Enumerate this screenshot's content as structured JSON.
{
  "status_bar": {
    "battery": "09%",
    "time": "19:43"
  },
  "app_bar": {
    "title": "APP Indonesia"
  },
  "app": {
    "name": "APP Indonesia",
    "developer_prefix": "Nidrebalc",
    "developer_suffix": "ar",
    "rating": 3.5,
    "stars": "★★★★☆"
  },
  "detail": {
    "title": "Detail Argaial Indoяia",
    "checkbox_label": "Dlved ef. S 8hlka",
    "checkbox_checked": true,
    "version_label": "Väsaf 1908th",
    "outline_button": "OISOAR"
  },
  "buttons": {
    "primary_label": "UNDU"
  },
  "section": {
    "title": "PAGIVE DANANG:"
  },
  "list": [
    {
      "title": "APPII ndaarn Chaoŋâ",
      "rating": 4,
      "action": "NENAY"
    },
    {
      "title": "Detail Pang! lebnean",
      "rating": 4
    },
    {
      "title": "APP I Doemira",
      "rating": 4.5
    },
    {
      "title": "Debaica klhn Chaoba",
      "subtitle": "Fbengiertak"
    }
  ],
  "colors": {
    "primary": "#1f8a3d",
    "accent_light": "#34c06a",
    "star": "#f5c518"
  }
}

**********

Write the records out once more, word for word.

Solution below »
Enumerate this screenshot's content as structured JSON.
{
  "status_bar": {
    "battery": "09%",
    "time": "19:43"
  },
  "app_bar": {
    "title": "APP Indonesia"
  },
  "app": {
    "name": "APP Indonesia",
    "developer_prefix": "Nidrebalc",
    "developer_suffix": "ar",
    "rating": 3.5,
    "stars": "★★★★☆"
  },
  "detail": {
    "title": "Detail Argaial Indoяia",
    "checkbox_label": "Dlved ef. S 8hlka",
    "checkbox_checked": true,
    "version_label": "Väsaf 1908th",
    "outline_button": "OISOAR"
  },
  "buttons": {
    "primary_label": "UNDU"
  },
  "section": {
    "title": "PAGIVE DANANG:"
  },
  "list": [
    {
      "title": "APPII ndaarn Chaoŋâ",
      "rating": 4,
      "action": "NENAY"
    },
    {
      "title": "Detail Pang! lebnean",
      "rating": 4
    },
    {
      "title": "APP I Doemira",
      "rating": 4.5
    },
    {
      "title": "Debaica klhn Chaoba",
      "subtitle": "Fbengiertak"
    }
  ],
  "colors": {
    "primary": "#1f8a3d",
    "accent_light": "#34c06a",
    "star": "#f5c518"
  }
}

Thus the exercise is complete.